_HOW TO COMPLETE THIS TASK_. Every line of the listing that contains the word "title" is to be copied out.

_MATERIAL FOR THIS EXERCISE_.
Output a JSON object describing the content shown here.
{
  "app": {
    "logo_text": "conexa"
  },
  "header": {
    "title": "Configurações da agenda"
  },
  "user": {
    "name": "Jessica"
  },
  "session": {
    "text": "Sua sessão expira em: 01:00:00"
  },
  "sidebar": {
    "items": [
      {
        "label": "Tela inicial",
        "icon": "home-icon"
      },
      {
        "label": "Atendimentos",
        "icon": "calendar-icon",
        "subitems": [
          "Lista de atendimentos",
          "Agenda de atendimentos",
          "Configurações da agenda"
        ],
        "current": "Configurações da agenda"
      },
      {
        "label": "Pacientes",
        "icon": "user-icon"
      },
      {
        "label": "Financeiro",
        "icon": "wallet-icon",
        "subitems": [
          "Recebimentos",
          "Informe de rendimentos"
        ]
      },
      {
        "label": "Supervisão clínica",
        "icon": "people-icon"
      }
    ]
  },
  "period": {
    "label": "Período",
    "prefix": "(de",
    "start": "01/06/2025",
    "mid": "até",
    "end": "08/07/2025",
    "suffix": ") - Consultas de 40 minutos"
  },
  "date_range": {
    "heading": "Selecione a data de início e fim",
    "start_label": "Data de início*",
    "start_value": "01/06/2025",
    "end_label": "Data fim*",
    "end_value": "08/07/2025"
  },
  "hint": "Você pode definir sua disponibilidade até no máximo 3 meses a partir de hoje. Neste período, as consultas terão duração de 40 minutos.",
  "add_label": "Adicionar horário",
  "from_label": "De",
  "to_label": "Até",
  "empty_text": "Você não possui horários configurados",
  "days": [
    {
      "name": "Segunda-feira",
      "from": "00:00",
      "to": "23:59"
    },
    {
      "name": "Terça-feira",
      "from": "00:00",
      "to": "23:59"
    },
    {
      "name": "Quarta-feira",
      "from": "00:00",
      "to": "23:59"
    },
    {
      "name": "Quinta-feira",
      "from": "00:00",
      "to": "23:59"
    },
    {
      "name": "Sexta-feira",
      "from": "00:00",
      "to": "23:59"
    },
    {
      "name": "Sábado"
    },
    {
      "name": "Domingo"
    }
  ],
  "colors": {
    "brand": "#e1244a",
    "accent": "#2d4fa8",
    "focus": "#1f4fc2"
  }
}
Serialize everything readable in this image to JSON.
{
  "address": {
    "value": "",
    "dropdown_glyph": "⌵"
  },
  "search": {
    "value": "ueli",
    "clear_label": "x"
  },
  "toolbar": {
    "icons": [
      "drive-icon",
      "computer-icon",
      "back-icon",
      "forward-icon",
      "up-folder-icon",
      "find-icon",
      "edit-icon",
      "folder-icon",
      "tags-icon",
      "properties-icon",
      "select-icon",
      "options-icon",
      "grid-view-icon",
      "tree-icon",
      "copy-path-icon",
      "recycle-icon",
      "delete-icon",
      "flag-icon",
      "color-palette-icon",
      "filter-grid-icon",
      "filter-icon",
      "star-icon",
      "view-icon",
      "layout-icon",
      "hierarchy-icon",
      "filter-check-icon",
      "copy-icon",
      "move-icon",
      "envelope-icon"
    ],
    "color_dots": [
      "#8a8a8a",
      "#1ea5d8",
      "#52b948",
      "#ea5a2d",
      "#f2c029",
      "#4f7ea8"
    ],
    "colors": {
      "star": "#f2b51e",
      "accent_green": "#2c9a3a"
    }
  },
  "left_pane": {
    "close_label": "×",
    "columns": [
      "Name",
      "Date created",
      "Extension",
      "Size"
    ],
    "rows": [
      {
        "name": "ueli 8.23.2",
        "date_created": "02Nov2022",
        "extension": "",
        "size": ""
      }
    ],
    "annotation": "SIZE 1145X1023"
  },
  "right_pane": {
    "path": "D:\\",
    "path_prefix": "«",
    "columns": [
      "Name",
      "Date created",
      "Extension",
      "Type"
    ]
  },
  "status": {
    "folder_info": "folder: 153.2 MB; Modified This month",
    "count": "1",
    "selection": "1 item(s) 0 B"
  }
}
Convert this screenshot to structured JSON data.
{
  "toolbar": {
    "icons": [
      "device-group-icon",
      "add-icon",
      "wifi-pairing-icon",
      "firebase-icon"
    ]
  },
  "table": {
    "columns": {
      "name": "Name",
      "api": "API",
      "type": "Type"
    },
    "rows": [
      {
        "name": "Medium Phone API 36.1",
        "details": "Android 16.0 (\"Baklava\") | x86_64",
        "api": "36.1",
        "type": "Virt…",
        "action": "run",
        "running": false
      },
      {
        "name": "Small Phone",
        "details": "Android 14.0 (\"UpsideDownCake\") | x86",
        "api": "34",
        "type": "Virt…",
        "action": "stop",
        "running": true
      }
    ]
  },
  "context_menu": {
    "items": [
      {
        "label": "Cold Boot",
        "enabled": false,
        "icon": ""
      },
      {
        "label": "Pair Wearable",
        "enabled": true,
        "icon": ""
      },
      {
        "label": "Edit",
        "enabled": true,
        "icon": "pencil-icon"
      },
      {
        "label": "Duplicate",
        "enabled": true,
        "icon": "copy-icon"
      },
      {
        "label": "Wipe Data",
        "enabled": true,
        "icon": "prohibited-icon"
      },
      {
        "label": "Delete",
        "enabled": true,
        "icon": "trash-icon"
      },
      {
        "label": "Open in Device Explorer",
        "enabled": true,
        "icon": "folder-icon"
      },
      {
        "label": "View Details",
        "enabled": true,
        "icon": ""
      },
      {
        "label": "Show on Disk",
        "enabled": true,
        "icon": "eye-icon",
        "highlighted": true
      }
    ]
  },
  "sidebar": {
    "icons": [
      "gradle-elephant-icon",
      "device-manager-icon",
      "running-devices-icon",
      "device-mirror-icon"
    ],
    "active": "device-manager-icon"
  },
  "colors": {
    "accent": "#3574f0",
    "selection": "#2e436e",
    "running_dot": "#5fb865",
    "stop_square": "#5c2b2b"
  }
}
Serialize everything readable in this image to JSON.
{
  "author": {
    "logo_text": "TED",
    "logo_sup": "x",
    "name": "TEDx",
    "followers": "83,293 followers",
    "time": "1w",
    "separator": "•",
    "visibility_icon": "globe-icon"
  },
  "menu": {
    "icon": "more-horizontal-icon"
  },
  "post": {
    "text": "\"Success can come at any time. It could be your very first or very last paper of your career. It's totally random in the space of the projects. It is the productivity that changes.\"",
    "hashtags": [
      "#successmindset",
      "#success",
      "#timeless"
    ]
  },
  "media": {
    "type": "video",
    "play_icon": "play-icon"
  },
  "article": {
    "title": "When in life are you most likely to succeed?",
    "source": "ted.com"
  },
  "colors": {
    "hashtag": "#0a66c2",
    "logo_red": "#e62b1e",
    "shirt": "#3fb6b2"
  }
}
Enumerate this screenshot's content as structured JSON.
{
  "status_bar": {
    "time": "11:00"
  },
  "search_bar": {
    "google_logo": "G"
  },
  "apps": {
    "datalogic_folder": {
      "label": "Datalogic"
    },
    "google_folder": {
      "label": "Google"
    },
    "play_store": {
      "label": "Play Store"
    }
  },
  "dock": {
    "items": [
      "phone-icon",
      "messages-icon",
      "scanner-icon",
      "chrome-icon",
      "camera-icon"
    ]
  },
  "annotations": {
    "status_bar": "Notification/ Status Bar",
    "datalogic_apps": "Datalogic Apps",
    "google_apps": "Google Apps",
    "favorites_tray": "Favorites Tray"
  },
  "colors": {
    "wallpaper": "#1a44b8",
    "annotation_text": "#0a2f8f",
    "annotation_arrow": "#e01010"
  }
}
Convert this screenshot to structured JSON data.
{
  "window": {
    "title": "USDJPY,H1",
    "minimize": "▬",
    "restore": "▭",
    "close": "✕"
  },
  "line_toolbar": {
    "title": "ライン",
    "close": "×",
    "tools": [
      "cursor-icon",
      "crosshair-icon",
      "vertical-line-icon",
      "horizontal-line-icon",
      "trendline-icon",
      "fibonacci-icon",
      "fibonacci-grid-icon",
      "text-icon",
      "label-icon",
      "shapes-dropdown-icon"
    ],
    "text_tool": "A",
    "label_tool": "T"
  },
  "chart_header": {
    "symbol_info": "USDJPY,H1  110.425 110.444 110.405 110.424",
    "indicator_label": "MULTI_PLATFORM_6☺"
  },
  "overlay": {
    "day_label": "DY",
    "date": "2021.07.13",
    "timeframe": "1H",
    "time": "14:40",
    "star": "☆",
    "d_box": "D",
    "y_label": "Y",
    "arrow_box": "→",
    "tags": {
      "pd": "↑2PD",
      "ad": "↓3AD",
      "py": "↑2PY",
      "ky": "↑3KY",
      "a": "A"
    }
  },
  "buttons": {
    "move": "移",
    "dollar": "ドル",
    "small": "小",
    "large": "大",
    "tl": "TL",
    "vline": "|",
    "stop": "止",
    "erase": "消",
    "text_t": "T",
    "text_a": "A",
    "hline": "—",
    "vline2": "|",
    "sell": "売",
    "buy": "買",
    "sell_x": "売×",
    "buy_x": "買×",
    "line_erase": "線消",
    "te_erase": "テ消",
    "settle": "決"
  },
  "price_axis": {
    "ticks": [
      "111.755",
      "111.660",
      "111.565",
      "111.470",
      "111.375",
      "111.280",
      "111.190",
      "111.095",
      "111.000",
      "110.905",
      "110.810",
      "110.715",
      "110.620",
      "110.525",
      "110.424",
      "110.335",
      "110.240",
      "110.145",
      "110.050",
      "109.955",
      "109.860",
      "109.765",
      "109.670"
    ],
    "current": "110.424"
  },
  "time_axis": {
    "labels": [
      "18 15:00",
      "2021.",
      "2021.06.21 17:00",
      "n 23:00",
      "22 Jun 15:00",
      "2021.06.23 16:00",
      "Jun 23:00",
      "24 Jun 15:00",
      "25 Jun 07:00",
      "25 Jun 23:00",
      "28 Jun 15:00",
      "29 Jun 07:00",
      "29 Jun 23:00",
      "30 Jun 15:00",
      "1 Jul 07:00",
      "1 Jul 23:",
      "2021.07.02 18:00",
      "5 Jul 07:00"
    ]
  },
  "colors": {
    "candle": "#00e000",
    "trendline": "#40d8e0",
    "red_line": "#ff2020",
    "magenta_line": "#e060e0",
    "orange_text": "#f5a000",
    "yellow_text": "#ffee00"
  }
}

_RESPONSE TO THIS TASK_.
    "title": "Configurações da agenda"
    "title": "When in life are you most likely to succeed?",
    "title": "USDJPY,H1",
    "title": "ライン",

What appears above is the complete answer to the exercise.